  • This is helpful to give users a central place where you have additional related content instead of having it linked within the text, which can make it hard to find.
  • The code for this button can be found below. You will paste this in the text editor, not the visual editor. Replace the bold text with your desired URL and the italicized text with what you want your button to say.
  • The target=”_blank” part of the button means it will open in a new tab which is best practice for external links and documents. If you are linking to an internal page, you can remove that section of the code.
  • A separate section will review how to make an anchor link.

<a href=”https://www.google.com/” target=”_blank” class=”apv1-button bordered orange”>Button text</a>

Blue button

  • The blue button should be used for actions such as “Download” or “Contact”.
  • This button can be used throughout text and page content.
  • The code for this button can be found below. You will paste this in the text editor, no the visual editor. Replace the bold text with your desired URL and the italicized text with what you want your button to say.
  • The target=”_blank” part of the button means it will open in a new tab which is best practice for external links and documents. If you are linking to an internal page, you can remove that section of the code.

<a href=”https://www.google.com/” target=”_blank” class=”apv1-button solid green”>Button text</a>

 

Anchor links

  • If you click one of the orange buttons at the top of this page, you will notice that it does not lead to another page, but rather to a different part of the page.
  • To create an anchor link, you will replace the button link (or text link) with an identifier for that content. For example, on this page, I have an anchor link for #examples that links to the “Examples” section of this page.
  • It looks like this: href=”#examples”
  • Once that is complete, then you need to tell that link where to jump to.
  • You will place the following code above the headline you want to link to.

<a id=”examples” name=”examples”></a>

  • You want to place this a line above because anchor links tend to jump a bit below the headline. You can see how I did that for this page in the screenshot below.

 

Organizing content

  • Using columns is a great way to organize content which can be found right in the WYSIWYG editor (screenshot below)

Bios

  • When naming a physician, team member or researcher, link their name to their official bio.
  • In addition, their college and department should also be available.

Links

  • All external links (including media files such as PDF’s) should open in a new tab.
  • You can do that by clicking on the gear icon when adding a link (screenshot below) and checking the box to “Open link in a new tab”.

 

Before you launch

There are few things to keep in mind before you publish your page.

  • Test the website using mobile dimensions
    • The easiest way to do this is through the FireFox browser
    • Click on the Menu > Developer > Responsive Design Mode
    • While it is hard to make your page look perfect on mobile, make sure that all of your important information is easy to read and access by your users
  • Test in multiple browsers
    • Most common include Internet Explorer, FireFox, Chrome and, if you have access to a Mac, Safari
  • Make sure there are no blurry images
  • Make sure all of your external links and documents open in a new tab
  • Make sure all of your links work

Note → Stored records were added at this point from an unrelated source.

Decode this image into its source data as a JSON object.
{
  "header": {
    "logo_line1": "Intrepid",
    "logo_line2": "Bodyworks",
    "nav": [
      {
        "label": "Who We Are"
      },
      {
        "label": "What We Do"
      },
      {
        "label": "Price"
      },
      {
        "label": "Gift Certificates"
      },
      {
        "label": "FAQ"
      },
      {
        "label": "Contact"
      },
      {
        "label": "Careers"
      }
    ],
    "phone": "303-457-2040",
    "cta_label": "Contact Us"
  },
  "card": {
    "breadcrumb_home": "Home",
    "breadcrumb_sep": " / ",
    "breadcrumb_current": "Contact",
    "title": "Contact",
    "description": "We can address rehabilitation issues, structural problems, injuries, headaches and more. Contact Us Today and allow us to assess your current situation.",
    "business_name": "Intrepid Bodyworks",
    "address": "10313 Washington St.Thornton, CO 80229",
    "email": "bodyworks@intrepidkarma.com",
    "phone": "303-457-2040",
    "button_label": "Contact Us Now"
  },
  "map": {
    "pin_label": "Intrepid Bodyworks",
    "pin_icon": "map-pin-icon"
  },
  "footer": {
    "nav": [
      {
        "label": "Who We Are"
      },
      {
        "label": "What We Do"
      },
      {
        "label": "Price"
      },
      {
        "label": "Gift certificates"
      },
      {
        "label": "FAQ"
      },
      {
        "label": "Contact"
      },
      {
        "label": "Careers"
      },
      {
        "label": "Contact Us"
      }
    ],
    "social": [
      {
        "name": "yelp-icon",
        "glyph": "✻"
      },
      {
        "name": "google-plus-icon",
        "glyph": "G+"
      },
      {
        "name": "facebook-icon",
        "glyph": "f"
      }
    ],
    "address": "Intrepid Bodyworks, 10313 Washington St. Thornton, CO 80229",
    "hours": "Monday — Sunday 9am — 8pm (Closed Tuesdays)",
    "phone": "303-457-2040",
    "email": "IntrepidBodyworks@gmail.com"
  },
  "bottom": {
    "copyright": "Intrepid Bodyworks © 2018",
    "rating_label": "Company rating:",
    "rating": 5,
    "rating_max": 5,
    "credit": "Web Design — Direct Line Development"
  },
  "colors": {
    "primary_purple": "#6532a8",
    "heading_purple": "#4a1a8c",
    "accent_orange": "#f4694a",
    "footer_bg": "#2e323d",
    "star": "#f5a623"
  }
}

Website accessibility

At the federal level, all UF websites must comply with Section 508. What does this mean for your website? It means your web pages and websites need to follow specific guidelines outlined by UF here. Don’t worry, you have resources to help make sure your website meets the standards. UF Health Web Services provides a guide to accessibility, including policy, best practices, template information and resources.